But there is amusement to be had, if you dig deep. The Worthies' pretentiousness is quick hard work, though, as having deliberately arcane language filtered through the already occasionally quite arcane language of Shakespeare can lead to whole scenes going by without anyone knowing what the f*ck is supposed to be going on (indeed, there is some evidence that the person who put together the first folio couldn’t follow it and thus included two versions of the same speech).

There is also some fun in recitations of bad poetry - the stuff the boys knock out isn't too bad, if a little blokey, whilst Armado's poem to Jaquenetta is deliberately painfully inept in its barrage of rhetorical questions and obscure classical allusions, and Holofernes' improvised poem is a delight in its sheer, clever-clever John Sessions unfunnyness. If I was an English teacher then I would set an essay on compare-and-contrast the use of bad poetry in LLL to illustrate character.

On the other hand, there are endless boring monologues with the boys questioning breaking their oaths and a load of waffle about 'love', particularly in the first two acts.

There are also too many classical allusions. One or two is clever. Use them all the time and it just looks like Shakey's in danger of becoming as pretentious as the characters he’s lampooning.

All in all, though, I haven't many kind words to say about this play. It's quite short, but it really, really doesn't work, it is unsatisfactory in every respect, and feels rushed, perfunctory and unfinished. The story is boring, illogical, wafer-thin, and just doesn't work.

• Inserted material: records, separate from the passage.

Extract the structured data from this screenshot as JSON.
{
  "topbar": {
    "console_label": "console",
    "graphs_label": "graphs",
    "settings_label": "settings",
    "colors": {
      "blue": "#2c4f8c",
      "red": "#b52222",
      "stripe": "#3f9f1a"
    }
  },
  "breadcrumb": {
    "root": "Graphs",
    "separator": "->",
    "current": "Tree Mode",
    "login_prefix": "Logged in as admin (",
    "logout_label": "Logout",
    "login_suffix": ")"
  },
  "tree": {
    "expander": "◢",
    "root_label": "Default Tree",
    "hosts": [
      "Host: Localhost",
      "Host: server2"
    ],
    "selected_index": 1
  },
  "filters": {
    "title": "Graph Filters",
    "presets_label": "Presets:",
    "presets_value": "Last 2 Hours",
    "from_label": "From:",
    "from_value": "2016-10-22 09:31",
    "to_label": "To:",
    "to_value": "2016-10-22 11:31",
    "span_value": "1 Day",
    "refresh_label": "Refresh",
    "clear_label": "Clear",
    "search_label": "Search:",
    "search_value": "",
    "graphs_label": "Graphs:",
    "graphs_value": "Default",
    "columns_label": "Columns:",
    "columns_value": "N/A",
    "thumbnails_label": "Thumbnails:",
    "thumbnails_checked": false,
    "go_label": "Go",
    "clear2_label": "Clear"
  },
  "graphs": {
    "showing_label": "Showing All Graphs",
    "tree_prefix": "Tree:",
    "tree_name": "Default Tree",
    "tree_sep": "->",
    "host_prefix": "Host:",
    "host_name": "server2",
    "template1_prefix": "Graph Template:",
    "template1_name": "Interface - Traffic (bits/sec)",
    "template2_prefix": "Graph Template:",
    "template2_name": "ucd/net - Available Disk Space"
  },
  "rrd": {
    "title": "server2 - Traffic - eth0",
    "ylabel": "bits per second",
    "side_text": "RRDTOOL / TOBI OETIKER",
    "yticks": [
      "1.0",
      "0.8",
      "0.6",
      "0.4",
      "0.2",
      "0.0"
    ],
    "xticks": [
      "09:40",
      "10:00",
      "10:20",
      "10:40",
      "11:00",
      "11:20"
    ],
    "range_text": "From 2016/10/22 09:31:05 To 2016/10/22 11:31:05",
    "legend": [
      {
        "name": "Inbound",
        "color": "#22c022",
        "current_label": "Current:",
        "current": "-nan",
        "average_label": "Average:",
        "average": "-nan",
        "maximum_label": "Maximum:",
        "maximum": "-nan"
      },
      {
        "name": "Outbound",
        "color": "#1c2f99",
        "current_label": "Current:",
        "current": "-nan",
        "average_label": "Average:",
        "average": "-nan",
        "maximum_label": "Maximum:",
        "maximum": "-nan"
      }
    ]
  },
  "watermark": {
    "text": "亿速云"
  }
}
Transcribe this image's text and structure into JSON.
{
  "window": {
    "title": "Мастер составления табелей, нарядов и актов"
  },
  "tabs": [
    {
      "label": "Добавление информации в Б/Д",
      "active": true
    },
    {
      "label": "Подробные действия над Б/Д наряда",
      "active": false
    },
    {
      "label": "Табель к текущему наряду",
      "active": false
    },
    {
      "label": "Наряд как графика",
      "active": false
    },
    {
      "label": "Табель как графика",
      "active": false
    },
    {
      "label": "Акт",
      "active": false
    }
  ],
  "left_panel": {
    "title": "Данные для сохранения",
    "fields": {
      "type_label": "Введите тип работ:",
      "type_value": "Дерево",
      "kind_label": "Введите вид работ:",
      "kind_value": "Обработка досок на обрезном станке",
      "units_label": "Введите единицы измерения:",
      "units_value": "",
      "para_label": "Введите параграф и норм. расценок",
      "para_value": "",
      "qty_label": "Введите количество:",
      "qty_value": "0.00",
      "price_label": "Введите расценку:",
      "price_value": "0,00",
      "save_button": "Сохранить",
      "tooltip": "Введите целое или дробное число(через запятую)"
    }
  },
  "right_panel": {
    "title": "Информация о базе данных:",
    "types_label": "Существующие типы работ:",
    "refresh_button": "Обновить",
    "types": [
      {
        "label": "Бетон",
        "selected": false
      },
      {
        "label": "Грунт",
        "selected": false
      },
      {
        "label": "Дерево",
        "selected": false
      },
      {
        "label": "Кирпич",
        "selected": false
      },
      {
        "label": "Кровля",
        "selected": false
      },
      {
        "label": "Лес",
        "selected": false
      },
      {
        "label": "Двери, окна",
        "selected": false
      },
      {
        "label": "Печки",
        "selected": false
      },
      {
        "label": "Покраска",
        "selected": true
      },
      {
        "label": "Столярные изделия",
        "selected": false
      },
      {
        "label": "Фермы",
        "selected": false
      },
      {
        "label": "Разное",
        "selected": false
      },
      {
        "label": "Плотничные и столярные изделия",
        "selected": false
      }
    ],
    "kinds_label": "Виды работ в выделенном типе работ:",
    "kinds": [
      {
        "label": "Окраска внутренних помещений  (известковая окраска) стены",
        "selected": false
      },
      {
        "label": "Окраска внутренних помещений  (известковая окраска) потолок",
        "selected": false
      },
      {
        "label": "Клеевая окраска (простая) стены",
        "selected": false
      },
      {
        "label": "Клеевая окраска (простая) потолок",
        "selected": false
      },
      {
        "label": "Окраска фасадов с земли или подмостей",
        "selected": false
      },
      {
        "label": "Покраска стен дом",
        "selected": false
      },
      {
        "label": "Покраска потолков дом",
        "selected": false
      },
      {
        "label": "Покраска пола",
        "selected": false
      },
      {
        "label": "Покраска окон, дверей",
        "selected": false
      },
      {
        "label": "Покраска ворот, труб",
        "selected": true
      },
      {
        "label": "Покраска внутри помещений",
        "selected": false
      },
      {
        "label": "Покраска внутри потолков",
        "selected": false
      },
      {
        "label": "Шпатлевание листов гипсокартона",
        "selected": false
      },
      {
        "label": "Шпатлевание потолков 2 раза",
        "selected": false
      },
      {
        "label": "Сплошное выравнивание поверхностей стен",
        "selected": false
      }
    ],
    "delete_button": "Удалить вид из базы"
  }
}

Not many good people in this one, either. David Warner makes the best of being miscast as Armado, and that's it.

I have a feeling it may be Shakey's least pukka comedy. I hope so. I'm not sure I can cope with one worse than this.

Next: The Life and Death of King John


  1. The Globe production on dvd's pretty good, but the stuff that isn't about the royalty still drags horribly with the all too visible audience looking visibly restless. They play up the parallels at the end of the play between the Princess receiving the letter about her father and Elizabeth I being called to duty. It's actually a revival of the production which was Gemma Arterton's stage debut though she's not in it. I like the Branagh too, but it says a lot about the play that he cuts 80% of the dialogue in an attempt to make it work. I don't think I've seen or heard one which works particularly well no matter what acting talent is thrown at it. As you say, it's clearly half a story.

    1. Yes, I went to see it at the Globe and thought they did a very good job of it - I recall they added their own farcical ending to the show-within-a-show and cut some of the Worthies stuff (or maybe I just zoned out during those bits). Will have to get the DVD to check, all the Globe DVDs are excellent.